Teaching award-winning professor to speak on how to address difficult topics

UNIVERSITY PARK, Pa. -- Eric Silver, Penn State professor of sociology and criminology, will give a presentation titled “Elephants in the Classroom: How I Talk About Difficult Topics, and Why” as part of an annual lecture on outstanding teaching at 3:30 p.m. Monday, Nov. 4, in the Foster Auditorium, Pattee Library, on the University Park campus. Co-sponsored by the Social Sciences Library, the talk is free and open to the public.

Silver is the inaugural recipient of the Malvin and Lea Bank Outstanding Teaching Award in the College of the Liberal Arts. The annual award was established with a generous gift by Mal and Lea Bank, who are alumni and longtime benefactors of the College of the Liberal Arts and Penn State. Mal Bank is 1952 Penn State graduate with a degree in Arts and Letters, and an accomplished tax law attorney with Thompson Hine LLP, headquartered in Cleveland.

The Penn State sociologist is widely recognized as an accomplished teacher and scholar. His teaching and research focus on the sociology of deviant behavior and social control, particularly the relationship between violence and the mentally ill. One of Silver’s most impressive classes is the upper-level Sociology of Deviance course, which has a larger than normal enrollment of 170 students. He goes beyond the lecture format and multiple-choice tests by adding facilitated group discussions and guest presenters to spark students’ interest and learning. He also uses technology such as a Facebook forum and cellphone texting during class discussions in response to his questions. Silver also requires weekly written assignments in which students analyze class concepts.

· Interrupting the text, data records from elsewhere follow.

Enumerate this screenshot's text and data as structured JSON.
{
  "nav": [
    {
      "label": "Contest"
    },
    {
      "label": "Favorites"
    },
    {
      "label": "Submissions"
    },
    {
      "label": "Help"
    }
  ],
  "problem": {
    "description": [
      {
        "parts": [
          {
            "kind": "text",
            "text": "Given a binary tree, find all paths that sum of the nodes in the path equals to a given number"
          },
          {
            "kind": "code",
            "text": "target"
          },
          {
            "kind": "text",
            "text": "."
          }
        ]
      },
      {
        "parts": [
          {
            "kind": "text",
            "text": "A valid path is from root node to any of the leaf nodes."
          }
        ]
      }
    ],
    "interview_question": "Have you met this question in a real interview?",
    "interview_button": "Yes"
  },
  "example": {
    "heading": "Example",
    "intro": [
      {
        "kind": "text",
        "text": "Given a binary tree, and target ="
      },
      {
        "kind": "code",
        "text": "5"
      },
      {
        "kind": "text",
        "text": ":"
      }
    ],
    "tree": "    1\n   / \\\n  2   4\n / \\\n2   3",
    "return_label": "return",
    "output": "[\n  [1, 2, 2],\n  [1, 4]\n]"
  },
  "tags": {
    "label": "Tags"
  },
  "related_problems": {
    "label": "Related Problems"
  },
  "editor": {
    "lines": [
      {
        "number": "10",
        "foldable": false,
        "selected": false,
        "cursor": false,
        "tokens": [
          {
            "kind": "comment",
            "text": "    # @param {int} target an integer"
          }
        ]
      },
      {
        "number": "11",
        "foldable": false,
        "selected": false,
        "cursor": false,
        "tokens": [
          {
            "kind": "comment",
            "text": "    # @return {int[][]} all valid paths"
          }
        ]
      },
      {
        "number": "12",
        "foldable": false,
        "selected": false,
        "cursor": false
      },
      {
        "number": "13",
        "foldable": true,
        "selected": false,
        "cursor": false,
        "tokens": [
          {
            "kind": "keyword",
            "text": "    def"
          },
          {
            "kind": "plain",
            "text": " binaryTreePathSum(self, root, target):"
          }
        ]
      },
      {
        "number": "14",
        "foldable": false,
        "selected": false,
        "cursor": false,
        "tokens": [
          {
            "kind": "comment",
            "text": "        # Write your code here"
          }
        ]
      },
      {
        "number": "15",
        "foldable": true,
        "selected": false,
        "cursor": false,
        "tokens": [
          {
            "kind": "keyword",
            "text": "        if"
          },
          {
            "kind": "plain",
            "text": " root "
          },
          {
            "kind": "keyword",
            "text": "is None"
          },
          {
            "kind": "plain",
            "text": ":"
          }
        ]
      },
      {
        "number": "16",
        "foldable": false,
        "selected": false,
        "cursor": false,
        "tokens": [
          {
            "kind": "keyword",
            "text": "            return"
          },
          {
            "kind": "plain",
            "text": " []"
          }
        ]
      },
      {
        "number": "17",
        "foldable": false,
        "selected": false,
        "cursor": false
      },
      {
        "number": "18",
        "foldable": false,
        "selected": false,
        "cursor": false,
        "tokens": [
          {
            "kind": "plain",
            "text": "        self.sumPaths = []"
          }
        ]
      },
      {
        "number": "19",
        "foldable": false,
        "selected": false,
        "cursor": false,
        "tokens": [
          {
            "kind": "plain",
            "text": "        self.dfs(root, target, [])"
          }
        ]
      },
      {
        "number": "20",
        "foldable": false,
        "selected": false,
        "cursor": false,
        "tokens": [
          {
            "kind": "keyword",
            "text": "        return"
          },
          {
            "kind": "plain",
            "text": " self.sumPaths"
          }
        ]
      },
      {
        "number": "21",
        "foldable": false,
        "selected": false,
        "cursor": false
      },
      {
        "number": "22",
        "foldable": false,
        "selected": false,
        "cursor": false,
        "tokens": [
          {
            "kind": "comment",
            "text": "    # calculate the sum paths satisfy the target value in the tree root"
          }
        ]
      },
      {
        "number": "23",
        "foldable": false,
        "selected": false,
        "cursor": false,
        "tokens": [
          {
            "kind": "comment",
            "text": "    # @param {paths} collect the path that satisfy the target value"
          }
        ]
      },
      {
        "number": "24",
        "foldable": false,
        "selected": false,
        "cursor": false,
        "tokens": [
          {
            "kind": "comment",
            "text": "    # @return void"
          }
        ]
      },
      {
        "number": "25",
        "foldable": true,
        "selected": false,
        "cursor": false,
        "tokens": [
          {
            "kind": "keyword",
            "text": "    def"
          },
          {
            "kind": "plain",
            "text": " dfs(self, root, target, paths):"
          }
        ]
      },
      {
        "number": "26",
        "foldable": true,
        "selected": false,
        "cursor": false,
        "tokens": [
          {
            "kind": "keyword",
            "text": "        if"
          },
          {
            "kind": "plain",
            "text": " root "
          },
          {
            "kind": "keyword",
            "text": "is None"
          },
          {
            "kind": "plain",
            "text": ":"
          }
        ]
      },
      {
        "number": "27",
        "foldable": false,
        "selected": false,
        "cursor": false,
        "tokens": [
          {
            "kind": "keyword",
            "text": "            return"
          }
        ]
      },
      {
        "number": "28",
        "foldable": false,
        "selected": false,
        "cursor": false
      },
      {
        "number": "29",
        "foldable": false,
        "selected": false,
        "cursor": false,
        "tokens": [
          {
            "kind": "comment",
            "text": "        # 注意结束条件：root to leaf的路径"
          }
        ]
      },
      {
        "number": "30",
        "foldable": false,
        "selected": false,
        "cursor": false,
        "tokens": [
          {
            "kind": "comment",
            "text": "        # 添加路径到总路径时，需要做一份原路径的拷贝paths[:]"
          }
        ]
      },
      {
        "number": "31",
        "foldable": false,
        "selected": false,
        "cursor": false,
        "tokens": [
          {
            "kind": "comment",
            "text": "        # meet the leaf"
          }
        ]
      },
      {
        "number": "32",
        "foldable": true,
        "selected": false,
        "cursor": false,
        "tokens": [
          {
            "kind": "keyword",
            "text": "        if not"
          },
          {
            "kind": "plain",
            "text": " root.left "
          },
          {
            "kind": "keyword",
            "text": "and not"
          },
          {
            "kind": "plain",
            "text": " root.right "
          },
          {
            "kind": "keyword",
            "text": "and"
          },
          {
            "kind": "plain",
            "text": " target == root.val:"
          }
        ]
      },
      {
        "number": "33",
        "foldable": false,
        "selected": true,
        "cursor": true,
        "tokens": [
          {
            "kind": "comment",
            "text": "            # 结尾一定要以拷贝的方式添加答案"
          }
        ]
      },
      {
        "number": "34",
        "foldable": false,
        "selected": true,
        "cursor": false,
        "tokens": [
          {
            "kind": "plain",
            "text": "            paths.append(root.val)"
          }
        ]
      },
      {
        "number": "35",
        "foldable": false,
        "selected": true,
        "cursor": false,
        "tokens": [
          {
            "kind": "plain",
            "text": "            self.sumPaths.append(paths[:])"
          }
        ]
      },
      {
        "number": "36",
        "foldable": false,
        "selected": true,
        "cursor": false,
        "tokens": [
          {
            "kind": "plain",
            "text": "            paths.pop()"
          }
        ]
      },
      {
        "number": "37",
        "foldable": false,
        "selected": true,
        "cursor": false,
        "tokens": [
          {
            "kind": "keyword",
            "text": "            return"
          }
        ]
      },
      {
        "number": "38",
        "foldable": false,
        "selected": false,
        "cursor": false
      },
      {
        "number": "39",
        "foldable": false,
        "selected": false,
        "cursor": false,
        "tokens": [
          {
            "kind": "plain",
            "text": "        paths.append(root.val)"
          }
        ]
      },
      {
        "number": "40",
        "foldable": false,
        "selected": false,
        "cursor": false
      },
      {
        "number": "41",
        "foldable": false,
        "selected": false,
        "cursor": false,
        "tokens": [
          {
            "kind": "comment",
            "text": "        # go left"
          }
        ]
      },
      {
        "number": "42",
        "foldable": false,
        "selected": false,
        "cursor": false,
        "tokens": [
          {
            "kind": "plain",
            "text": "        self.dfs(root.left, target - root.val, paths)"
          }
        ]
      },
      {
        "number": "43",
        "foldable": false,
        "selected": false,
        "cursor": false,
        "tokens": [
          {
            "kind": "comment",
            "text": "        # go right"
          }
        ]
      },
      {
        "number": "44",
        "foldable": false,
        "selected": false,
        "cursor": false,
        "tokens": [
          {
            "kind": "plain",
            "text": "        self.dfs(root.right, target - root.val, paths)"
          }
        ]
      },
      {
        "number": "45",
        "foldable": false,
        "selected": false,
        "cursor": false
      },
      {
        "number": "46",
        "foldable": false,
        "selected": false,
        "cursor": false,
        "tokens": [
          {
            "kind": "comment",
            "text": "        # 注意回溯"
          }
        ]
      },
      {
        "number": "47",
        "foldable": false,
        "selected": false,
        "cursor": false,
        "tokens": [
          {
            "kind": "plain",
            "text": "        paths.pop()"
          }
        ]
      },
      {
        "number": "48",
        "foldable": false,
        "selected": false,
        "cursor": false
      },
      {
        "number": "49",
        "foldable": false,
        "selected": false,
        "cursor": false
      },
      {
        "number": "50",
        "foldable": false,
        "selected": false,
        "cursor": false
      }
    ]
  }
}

Susan Welch, the Susan Welch Dean of the College of the Liberal Arts, noted, “Eric strives not only to impart facts to students, but rather, he teaches students to think sociologically about the world around them. He helps to provide a new lens to understand behavior and attitudes that we take for granted in everyday life.”

Silver joined Penn State in 1999 as assistant professor and was named associate professor in 2003 and professor in 2010.  He also is an excellent mentor of undergraduates and employs a number of undergraduate assistants to provide valuable experiences in teaching. The College of the Liberal Arts recognized him with an outstanding teaching award in 2005. This year, he was appointed to lead the college’s research office as associate dean for research.

Three years ago, Silver initiated a Teaching Forum with expert speakers sharing their best practices with the faculty and instructors in the department. In his previous position as associate head of the department, he also mentored faculty and instructors who were experiencing problems with their teaching. One example of his teaching innovation can be seen on his blog. 

“To be recognized publically for doing something one absolutely loves is a true blessing,” said Silver. “The generous resources that come with the Bank award will help me greatly in my ongoing efforts to make my classes rigorous, relevant and remembered by students. I will use the award to further integrate innovative technologies into my teaching and to bring new and exciting guest speakers into the classroom to share their experiences with students in a way that brings the sociological study of deviant behavior to life.”

Last Updated October 25, 2013